> **ASSIGNMENT**
With the records below as input, work out how many lines include the word "gmail". Give only the number.

--- AVAILABLE DATA Enclosed Below ---

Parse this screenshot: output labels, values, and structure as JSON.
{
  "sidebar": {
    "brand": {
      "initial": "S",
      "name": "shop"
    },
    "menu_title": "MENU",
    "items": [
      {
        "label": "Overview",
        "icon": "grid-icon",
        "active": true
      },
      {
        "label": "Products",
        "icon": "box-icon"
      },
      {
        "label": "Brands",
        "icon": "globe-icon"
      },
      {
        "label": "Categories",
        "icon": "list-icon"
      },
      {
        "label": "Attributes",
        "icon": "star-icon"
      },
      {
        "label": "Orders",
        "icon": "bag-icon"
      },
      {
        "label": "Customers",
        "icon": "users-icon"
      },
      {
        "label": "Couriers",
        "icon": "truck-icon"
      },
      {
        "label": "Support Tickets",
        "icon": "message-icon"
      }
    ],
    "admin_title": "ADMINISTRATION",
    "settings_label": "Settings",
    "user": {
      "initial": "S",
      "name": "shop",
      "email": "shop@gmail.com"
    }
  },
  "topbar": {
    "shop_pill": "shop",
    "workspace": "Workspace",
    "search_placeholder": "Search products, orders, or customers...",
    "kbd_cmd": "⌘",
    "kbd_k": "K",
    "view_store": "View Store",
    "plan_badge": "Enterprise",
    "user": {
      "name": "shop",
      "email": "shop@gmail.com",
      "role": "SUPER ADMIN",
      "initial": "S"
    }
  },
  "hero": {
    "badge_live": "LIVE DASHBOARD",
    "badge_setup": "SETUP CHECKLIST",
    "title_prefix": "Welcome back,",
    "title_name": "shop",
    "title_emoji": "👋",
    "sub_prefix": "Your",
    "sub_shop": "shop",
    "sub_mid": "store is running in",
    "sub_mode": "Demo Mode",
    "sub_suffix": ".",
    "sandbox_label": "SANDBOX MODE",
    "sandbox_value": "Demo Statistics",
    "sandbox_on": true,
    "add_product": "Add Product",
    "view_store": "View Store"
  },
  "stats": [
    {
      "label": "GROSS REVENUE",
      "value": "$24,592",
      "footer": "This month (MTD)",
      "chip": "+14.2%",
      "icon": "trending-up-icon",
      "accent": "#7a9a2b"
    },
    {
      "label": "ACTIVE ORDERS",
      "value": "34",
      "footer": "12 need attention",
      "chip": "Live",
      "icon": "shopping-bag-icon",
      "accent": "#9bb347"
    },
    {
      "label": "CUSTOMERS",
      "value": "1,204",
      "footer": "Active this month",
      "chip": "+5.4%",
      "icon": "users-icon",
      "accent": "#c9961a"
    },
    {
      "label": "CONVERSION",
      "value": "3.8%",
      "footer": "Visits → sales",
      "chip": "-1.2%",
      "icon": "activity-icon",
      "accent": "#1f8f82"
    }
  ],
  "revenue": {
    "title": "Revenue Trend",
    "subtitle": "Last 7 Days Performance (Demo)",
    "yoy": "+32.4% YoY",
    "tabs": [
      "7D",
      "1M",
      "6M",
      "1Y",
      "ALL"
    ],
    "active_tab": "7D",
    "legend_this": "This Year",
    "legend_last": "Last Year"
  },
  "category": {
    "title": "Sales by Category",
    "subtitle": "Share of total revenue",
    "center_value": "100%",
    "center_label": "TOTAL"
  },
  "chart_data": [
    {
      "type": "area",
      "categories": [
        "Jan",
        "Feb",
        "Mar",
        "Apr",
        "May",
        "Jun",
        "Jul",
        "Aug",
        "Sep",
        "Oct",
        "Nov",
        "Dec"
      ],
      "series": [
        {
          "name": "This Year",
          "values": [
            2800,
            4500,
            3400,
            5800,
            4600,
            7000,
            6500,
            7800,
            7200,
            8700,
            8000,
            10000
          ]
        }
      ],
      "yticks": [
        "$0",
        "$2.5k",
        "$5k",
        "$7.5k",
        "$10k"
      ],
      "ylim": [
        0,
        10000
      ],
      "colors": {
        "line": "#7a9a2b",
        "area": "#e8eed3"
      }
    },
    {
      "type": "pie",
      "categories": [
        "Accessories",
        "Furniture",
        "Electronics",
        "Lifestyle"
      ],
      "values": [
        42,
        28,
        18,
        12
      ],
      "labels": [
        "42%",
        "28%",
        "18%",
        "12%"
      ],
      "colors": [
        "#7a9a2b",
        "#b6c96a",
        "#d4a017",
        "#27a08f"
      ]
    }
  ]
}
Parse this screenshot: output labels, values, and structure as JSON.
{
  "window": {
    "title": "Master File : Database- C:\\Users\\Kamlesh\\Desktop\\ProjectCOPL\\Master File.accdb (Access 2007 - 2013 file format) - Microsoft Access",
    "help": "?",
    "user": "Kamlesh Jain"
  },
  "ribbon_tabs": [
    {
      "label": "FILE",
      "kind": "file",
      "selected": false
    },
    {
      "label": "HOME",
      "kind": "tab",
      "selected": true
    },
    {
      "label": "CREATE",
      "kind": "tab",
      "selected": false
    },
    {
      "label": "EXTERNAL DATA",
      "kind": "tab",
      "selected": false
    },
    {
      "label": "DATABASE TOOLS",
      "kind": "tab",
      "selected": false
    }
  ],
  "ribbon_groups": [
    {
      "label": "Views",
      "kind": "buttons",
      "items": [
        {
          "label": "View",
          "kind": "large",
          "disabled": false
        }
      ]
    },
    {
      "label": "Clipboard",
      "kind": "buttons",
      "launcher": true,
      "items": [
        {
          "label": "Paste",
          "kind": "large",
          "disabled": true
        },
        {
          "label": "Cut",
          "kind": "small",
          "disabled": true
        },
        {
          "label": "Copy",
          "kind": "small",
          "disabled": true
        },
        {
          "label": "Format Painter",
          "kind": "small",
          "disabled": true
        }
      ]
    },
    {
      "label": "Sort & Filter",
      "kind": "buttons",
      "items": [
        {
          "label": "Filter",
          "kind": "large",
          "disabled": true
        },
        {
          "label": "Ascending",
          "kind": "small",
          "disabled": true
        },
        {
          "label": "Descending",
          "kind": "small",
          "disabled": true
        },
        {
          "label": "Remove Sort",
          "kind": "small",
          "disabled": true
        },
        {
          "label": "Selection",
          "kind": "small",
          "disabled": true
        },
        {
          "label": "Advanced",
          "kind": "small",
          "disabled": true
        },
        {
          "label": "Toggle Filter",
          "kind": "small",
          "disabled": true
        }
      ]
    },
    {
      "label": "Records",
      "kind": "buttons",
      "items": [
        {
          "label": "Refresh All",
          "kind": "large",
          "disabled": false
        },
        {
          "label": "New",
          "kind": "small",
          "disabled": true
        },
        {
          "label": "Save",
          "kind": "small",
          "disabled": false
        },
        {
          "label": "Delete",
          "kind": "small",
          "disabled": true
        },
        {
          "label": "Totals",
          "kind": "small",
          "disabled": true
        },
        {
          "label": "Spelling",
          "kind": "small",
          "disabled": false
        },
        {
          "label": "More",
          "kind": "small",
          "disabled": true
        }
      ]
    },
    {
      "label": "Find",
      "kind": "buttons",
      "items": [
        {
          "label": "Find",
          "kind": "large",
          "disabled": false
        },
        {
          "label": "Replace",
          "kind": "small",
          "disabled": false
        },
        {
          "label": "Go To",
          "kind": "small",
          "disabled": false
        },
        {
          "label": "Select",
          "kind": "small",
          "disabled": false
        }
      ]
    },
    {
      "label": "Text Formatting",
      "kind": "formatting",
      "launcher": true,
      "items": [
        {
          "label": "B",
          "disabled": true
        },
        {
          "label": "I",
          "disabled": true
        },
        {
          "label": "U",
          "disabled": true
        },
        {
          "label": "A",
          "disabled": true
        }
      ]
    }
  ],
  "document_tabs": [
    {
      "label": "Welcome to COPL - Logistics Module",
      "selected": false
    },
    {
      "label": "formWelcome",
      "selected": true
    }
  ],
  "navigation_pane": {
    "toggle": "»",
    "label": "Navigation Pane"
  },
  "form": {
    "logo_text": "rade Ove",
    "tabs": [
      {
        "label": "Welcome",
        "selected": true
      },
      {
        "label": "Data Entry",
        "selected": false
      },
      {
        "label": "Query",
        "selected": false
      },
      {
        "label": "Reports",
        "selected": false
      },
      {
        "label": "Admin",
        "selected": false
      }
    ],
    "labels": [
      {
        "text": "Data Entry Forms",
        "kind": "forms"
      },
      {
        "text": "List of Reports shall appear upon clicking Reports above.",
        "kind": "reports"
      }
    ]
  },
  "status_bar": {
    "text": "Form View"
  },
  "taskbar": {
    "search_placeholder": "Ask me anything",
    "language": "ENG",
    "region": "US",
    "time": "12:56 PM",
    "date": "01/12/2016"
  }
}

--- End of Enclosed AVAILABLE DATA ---

> **EXPECTED ANSWER**
2